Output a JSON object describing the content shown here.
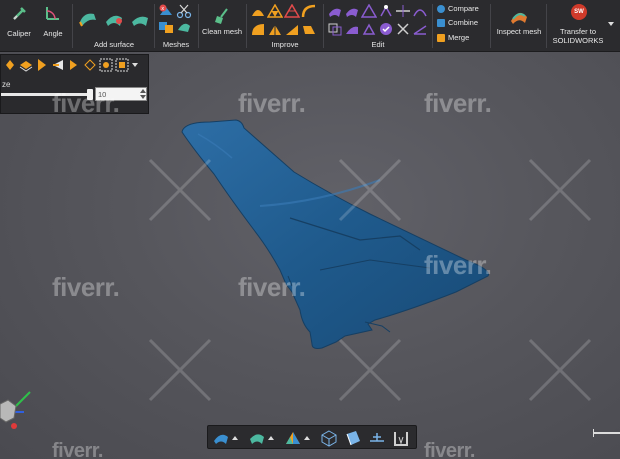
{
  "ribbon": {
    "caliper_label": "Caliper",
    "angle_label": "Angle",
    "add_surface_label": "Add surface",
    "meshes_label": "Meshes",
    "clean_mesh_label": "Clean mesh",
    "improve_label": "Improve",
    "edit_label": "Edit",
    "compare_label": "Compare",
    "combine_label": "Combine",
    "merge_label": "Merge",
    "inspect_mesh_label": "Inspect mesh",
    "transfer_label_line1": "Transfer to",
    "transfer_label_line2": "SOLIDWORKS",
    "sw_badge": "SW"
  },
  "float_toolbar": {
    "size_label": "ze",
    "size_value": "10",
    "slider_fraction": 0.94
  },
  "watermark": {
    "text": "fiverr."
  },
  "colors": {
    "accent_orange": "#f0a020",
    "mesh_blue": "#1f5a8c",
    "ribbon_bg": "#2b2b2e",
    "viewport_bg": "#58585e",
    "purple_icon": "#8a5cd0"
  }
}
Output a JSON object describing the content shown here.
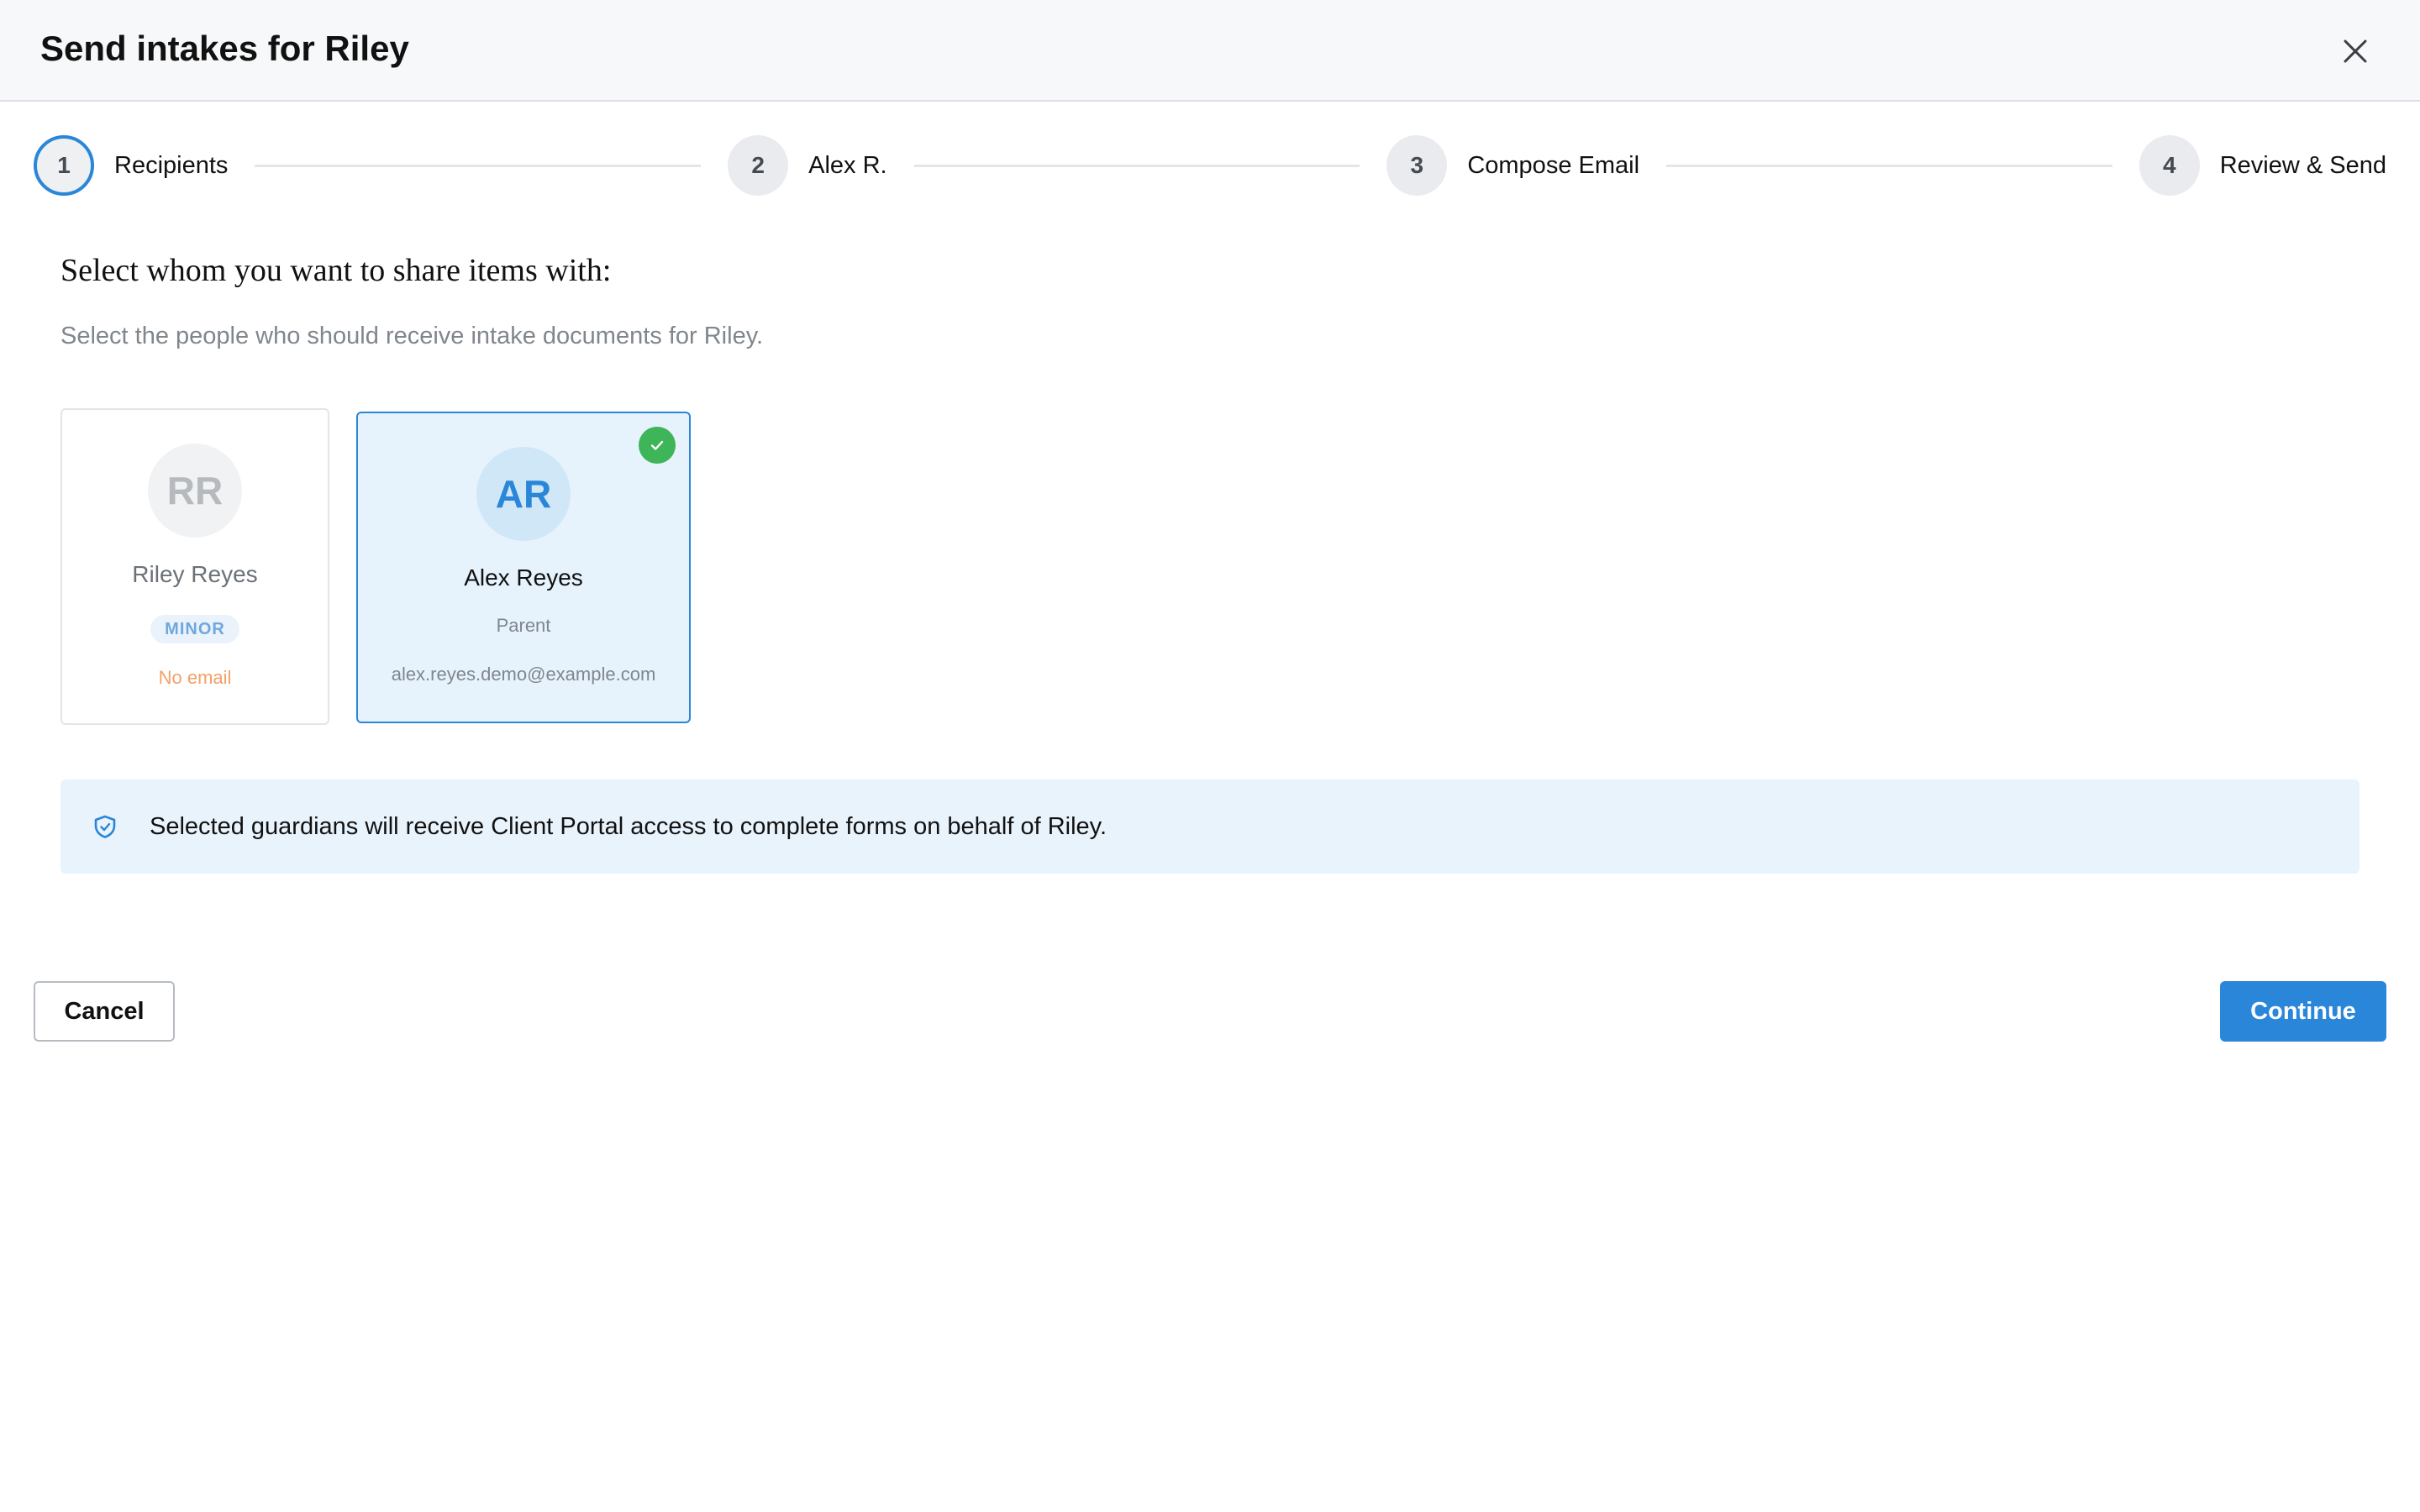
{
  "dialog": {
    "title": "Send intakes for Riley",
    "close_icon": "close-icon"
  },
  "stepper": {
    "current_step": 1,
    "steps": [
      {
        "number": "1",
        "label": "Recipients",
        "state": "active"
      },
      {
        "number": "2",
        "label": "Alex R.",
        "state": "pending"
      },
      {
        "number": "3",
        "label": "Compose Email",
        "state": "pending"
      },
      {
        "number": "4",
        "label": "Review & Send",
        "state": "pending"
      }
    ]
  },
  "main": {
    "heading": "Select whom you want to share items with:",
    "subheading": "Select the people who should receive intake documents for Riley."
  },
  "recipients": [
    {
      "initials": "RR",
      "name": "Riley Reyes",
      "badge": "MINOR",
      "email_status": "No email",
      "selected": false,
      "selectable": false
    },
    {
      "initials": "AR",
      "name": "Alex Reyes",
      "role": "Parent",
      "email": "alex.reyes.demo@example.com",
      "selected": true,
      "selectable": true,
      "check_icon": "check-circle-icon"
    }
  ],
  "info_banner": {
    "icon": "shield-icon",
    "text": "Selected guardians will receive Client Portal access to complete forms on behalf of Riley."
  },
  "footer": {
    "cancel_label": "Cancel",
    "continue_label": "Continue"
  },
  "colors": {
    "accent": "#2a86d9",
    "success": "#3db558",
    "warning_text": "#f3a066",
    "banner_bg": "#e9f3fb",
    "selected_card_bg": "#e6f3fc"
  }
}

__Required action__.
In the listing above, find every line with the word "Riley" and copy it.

__Problem solution__.
    "title": "Send intakes for Riley",
    "subheading": "Select the people who should receive intake documents for Riley."
      "name": "Riley Reyes",
    "text": "Selected guardians will receive Client Portal access to complete forms on behalf of Riley."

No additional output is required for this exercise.